From The Atlantic:
The Hulu series The Other Black Girl dramatizes the pains of managing Afro-textured hair—and other people’s perceptions of it.
By Hannah Giorgis
SEPTEMBER 26, 2023
In the 1989 surrealist satire Chameleon Street, two Black men bicker after one says that he prefers women with light skin and “good hair.” After being criticized for the comment, the man makes a self-deprecating joke: “I’m a victim, brotha. I’m a victim of 400 years of conditioning. The Man has programmed my conditioning. Even my conditioning has been conditioned.” Nearly a decade later, the rap duo Black Star would sample the dialogue at the beginning of their song “Brown Skin Lady,” which is framed as a rebuke of this pervasive bias against dark skin and kinkier hair, and an ode to an idealized vision of a head-wrap-donning natural woman whose “skin’s the inspiration for cocoa butter.”

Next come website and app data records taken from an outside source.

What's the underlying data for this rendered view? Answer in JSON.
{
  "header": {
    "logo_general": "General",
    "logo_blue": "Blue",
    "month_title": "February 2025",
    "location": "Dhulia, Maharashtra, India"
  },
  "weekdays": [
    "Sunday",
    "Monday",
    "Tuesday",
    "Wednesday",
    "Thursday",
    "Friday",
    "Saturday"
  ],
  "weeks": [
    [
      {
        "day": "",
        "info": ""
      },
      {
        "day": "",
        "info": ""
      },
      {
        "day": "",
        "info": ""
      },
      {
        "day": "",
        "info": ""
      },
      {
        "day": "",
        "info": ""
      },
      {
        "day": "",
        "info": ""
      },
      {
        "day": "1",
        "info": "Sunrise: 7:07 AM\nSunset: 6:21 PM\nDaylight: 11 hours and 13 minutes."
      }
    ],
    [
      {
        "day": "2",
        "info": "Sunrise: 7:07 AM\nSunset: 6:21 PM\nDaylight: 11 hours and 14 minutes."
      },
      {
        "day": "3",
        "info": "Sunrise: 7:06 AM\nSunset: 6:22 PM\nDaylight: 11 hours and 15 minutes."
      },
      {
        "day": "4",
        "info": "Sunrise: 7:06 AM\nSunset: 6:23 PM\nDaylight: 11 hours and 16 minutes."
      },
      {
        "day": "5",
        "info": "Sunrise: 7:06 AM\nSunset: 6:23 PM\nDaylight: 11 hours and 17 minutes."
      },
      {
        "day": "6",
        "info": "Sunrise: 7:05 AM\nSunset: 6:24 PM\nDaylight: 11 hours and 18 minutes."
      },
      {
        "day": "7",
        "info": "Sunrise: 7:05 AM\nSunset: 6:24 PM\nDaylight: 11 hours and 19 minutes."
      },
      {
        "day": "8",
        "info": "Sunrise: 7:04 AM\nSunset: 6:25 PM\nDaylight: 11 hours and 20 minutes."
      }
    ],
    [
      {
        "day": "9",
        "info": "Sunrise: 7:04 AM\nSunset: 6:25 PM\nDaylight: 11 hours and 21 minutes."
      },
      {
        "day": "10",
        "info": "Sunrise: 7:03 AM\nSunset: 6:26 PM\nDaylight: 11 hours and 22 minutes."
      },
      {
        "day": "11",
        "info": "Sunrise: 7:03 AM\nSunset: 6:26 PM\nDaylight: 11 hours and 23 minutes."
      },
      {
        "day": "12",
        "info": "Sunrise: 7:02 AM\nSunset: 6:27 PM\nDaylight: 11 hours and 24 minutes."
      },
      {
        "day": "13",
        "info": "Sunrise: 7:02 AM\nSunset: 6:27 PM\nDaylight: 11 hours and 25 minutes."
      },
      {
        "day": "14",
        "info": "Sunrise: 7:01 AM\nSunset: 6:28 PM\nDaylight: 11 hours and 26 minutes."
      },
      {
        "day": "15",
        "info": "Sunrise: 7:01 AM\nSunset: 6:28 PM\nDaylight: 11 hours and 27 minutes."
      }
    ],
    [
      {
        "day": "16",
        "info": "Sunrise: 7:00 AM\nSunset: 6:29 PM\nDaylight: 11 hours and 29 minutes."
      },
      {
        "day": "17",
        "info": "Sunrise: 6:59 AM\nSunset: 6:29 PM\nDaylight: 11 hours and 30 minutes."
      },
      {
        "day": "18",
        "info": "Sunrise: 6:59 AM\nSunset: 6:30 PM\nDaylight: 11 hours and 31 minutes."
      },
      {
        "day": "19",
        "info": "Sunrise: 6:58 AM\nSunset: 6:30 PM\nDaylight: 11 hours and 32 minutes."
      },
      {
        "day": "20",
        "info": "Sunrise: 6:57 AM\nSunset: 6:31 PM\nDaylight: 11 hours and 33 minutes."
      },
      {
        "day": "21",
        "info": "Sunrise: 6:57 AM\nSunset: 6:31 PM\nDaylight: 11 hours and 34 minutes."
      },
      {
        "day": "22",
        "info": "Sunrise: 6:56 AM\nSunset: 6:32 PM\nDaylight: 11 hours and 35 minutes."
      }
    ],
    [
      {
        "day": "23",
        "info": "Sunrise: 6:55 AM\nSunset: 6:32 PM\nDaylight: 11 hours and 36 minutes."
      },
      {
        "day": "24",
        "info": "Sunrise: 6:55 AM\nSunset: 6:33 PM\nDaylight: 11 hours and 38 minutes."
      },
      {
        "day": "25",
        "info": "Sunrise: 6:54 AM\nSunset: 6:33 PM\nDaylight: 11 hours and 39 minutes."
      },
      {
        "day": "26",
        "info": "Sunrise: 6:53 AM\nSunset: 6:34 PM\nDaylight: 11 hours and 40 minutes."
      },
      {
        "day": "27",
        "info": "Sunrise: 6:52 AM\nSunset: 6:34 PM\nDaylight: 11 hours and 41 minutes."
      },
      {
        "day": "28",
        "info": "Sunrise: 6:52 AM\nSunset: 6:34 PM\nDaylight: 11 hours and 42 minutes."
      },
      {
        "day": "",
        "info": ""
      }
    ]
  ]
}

Cocoa butter, a popular component of hair and beauty products targeted at Black women, is an essential ingredient in The Other Black Girl, a new Hulu series based on the 2021 office-novel-slash-surreal-thriller by Zakiya Dalila Harris. The story follows Nella Rogers (played by Sinclair Daniel), a 26-year-old assistant at a New York publishing house where almost all of her co-workers are white. One day, the sweet, muted chocolate scent of cocoa butter wafts toward Nella’s cubicle; she’s soon introduced to her cool new Black colleague, Hazel (Ashleigh Murray), who’s just been hired. But Nella’s initial excitement soon transitions into fear as she realizes that something sinister is hiding beneath Hazel’s head wraps. It turns out that Hazel is a member of a group of young, professional Black women who all use a magical hair grease—one that helps deaden the stresses of corporate racism. Hazel, whom the group calls its “Lead Conditioner,” likens it to “CBD for the soul”; her arrival at Wagner Books is a recruiting mission to force the personality-changing pomade onto Nella, so they can add a future book editor to their ranks.